INFLATION: US raises interest rates by 50 points


The United States Federal Reserve (Fed) has raised its interest rate by 50 basic points — the biggest hike since 2000 — in an effort to curb rising inflation.

The bank’s federal open market committee (FOMC) unanimously voted to increase the benchmark rate by a half percentage point on Wednesday.

It also announced that it would begin allowing its holdings of treasuries and mortgage-backed securities to decline in June at an initial combined monthly pace of $47.5 billion, stepping up over three months to $95 billion.

In a statement, the Fed said although overall economic activity edged down in the first quarter, household spending and business fixed investment remained strong, adding that job gains have been robust in recent months, and the unemployment rate has declined substantially.

But inflation remains elevated, reflecting supply and demand imbalances related to the pandemic, higher energy prices, and broader price pressures.
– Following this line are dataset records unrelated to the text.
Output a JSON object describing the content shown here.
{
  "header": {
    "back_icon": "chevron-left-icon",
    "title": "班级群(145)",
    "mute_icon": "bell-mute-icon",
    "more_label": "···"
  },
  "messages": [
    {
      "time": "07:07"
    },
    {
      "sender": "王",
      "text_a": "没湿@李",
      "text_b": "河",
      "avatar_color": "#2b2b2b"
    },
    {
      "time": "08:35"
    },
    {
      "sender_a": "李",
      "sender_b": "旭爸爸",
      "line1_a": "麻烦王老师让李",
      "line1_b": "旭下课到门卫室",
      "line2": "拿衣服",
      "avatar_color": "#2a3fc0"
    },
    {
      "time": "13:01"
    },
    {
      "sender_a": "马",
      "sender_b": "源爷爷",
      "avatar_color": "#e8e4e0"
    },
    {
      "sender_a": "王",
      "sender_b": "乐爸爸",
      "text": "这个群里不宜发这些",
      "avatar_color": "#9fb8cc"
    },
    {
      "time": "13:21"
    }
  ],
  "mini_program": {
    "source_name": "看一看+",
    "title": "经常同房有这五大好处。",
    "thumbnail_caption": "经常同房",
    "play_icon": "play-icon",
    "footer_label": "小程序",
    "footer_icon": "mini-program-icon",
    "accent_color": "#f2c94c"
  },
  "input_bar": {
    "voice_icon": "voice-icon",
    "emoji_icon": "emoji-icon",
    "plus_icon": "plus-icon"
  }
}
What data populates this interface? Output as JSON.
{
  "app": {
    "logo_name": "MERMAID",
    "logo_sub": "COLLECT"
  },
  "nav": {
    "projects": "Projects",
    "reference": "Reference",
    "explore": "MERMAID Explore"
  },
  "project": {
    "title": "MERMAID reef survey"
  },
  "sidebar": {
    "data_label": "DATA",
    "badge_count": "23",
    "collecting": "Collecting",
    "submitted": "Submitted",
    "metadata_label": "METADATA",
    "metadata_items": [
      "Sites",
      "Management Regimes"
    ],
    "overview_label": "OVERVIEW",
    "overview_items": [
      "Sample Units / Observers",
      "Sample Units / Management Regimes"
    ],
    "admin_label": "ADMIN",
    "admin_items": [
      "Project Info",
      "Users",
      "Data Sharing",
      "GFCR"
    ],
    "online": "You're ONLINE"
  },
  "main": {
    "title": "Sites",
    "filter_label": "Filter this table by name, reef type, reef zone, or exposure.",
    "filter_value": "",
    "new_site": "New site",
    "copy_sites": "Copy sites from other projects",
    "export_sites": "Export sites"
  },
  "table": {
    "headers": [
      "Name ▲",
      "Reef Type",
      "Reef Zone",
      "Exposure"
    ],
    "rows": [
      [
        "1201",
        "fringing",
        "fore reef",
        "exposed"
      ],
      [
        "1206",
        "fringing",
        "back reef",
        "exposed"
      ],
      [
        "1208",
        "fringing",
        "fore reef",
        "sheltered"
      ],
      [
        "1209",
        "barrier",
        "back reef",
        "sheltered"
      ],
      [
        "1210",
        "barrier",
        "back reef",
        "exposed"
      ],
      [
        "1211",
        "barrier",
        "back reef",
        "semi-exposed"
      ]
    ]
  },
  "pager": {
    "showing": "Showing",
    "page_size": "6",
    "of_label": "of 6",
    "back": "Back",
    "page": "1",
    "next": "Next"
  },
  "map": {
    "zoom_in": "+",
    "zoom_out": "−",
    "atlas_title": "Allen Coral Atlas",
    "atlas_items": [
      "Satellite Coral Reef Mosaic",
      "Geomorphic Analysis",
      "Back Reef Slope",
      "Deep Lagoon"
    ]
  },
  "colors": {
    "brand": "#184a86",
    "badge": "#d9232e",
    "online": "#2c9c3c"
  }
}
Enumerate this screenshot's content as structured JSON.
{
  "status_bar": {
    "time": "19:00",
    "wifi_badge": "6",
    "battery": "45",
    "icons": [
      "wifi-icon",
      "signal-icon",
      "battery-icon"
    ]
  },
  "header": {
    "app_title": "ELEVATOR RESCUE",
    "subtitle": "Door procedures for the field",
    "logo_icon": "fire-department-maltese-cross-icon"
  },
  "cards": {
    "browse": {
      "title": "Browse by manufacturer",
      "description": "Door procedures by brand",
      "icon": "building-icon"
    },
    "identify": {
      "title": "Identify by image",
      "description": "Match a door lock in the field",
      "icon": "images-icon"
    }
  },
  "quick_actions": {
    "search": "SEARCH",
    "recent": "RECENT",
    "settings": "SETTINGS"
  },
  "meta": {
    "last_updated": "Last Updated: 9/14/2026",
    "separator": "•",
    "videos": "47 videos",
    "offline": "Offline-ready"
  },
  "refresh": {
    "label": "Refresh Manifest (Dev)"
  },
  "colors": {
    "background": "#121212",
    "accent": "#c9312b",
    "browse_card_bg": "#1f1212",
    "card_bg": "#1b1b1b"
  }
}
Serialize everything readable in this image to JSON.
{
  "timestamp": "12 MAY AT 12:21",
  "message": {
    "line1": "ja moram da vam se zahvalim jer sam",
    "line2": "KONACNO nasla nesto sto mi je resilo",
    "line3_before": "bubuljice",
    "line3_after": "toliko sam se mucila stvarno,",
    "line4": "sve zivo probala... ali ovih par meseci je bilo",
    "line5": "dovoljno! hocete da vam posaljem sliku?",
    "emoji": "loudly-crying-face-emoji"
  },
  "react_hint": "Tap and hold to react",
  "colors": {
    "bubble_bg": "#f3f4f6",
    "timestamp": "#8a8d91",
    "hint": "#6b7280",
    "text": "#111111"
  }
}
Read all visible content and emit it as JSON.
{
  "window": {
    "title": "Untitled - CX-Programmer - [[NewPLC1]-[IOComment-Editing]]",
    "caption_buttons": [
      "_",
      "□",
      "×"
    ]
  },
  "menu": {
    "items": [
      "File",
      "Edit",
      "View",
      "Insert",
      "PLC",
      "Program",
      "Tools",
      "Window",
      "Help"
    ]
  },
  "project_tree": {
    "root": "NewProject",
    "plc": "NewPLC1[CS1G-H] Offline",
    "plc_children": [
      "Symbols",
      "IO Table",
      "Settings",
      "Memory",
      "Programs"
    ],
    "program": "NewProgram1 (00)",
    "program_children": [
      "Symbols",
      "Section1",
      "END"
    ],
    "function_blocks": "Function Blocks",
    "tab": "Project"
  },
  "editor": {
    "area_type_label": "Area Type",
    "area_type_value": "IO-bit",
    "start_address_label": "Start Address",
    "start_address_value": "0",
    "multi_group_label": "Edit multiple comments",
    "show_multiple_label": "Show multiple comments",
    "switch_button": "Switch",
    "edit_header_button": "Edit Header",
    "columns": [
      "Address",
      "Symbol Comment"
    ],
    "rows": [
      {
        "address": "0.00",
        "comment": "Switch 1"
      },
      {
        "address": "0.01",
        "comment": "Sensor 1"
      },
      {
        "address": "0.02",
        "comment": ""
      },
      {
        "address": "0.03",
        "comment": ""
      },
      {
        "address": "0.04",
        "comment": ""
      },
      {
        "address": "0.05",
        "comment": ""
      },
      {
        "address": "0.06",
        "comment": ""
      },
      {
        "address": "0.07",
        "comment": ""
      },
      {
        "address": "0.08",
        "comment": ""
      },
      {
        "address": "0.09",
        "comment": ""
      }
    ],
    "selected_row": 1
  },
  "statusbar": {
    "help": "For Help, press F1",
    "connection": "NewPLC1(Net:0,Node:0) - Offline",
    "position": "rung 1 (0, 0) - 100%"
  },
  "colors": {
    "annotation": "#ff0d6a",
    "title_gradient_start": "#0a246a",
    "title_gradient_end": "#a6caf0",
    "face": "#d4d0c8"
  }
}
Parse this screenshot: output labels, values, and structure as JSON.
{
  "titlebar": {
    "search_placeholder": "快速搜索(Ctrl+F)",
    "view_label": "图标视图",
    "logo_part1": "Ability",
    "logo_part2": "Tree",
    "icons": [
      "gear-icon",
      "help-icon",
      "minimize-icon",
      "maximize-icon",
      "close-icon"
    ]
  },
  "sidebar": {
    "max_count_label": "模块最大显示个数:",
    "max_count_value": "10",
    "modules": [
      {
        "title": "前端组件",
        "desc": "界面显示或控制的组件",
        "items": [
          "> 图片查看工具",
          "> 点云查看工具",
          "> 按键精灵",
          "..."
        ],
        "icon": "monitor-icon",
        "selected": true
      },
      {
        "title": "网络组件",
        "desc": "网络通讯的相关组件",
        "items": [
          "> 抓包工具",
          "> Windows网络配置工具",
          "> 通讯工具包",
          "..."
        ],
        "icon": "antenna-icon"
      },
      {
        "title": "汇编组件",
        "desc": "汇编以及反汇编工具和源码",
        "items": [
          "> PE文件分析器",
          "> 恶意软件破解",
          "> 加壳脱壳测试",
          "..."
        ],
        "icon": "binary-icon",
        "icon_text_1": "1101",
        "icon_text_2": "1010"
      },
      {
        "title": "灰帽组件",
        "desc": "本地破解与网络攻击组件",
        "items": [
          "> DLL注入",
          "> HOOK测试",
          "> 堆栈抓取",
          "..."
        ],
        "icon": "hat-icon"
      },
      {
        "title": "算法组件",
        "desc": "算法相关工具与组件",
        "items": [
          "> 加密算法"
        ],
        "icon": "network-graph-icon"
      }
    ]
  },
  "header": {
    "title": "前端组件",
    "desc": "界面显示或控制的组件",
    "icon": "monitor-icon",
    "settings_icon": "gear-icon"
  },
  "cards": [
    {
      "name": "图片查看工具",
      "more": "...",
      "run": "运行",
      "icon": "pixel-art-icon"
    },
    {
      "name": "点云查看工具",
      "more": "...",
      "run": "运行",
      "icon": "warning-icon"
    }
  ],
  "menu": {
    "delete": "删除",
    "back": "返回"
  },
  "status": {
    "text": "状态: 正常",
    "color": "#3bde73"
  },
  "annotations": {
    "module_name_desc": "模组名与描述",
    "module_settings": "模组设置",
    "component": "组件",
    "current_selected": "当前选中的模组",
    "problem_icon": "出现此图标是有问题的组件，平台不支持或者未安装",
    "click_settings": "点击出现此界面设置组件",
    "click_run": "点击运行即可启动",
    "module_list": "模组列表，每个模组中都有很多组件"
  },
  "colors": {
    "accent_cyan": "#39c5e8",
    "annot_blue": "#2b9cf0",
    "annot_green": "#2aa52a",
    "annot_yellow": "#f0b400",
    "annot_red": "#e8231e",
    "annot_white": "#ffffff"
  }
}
The Fed also said the invasion of Ukraine by Russia is causing tremendous human and economic hardship in the country, noting that the implications for the U.S. economy are highly uncertain.

“The invasion and related events are creating additional upward pressure on inflation and are likely to weigh on economic activity. In addition, COVID-related lockdowns in China are likely to exacerbate supply chain disruptions. The committee is highly attentive to inflation risks,” it said.

“The committee seeks to achieve maximum employment and inflation at the rate of two per cent over the longer run. With appropriate firming in the stance of monetary policy, the committee expects inflation to return to its two per cent objective and the labour market to remain strong.

“In support of these goals, the committee decided to raise the target range for the federal funds rate to 3/4 to 1 per cent and anticipates that ongoing increases in the target range will be appropriate.

“In addition, the committee decided to begin reducing its holdings of treasury securities and agency debt and agency mortgage-backed securities on June 1, as described in the Plans for Reducing the Size of the Federal Reserve’s Balance Sheet that were issued in conjunction with this statement.

“In assessing the appropriate stance of monetary policy, the committee will continue to monitor the implications of incoming information for the economic outlook. The committee would be prepared to adjust the stance of monetary policy as appropriate if risks emerge that could impede the attainment of the committee’s goals.

“The committee’s assessments will take into account a wide range of information, including readings on public health, labour market conditions, inflation pressures and inflation expectations, and financial and international developments.”